3:30 PM - BI01.05.09
Sustainability, Emerging Technologies and Material Science
Deb Newberry 1 Show Abstract
1 , DCTC/Nano-Link, Rosemount, Minnesota, United States
In the grant funded world of academia, sustainability often refers to the ability to continue the project, research or effort after the grant funding has ceased. In a non-grant arena, the word “sustainability” often refers to the three legged stool of economic, environmental and societal aspects that can be associated with any technology. Most recently these aspects of the three legged stool of sustainability have been applied to emerging technologies such as biotechnology, photonics and nanotechnology. The properties of any given material, its electrical, physical and biological properties, will drive the technical feasibility of the product. Sustainability, again driven by materials, also takes into account aspects such as regulatory and intellectual property, cost of materials, life cycle of a product, societal and cultural norms, health and safety, and many other “non-technical” factors that can drive the success or failure of a product. Integrated into and central to the technical and non-technical aspects of sustainability are aspects that fall into the material science domain.

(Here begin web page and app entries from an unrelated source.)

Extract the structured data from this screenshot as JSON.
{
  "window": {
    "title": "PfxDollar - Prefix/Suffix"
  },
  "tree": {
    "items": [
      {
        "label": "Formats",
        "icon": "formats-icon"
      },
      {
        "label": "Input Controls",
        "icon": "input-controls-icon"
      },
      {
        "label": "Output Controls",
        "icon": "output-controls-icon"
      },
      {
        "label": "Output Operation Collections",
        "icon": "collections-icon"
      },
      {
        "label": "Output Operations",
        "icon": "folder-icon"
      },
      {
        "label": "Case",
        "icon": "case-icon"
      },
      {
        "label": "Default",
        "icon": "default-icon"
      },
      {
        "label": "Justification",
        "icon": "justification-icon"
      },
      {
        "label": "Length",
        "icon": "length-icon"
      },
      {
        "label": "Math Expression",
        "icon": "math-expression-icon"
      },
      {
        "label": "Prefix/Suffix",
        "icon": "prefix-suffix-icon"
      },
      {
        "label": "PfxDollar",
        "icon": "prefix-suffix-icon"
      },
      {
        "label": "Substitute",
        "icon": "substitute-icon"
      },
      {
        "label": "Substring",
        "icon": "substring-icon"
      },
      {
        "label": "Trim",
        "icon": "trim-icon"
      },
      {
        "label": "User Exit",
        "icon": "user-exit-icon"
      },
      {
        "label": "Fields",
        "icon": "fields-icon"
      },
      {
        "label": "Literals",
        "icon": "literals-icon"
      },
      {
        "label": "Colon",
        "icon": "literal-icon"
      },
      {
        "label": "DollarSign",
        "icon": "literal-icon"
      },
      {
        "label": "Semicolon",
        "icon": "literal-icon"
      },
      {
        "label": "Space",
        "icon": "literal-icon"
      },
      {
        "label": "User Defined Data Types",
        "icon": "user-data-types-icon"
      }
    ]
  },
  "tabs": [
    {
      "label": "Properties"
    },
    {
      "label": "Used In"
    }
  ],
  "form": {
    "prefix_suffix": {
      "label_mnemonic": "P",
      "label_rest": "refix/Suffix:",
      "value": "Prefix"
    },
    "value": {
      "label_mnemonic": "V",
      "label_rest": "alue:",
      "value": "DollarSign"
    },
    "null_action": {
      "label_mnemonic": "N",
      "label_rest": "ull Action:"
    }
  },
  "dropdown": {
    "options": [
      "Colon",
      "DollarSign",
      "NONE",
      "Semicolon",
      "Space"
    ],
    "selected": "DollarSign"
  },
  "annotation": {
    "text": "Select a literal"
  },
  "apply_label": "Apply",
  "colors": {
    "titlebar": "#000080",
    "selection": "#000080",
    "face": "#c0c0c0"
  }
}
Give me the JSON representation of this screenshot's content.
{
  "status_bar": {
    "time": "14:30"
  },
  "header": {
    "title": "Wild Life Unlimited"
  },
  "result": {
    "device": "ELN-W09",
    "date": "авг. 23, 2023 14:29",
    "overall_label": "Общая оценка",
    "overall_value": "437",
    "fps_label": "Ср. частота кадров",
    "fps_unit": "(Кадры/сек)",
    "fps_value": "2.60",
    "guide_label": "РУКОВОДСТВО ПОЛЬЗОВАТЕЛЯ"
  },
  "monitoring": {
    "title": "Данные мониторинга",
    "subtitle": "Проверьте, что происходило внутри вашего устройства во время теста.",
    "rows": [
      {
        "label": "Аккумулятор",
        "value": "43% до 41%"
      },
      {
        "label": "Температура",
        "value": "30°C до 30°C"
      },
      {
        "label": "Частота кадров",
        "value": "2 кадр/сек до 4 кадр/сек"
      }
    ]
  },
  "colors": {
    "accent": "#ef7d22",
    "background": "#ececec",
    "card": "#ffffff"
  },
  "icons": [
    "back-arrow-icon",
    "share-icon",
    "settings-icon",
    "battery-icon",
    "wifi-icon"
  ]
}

This presentation will provide examples of how material science intersects with both technical and non-technical aspects of sustainability using examples of emerging technology applications. Examples and opportunities to introduce sustainability and all of its facets into material science programs at the Community College and University level will also be covered.
3:45 PM -
SYMPOSIUM WRAP-UP DISCUSSION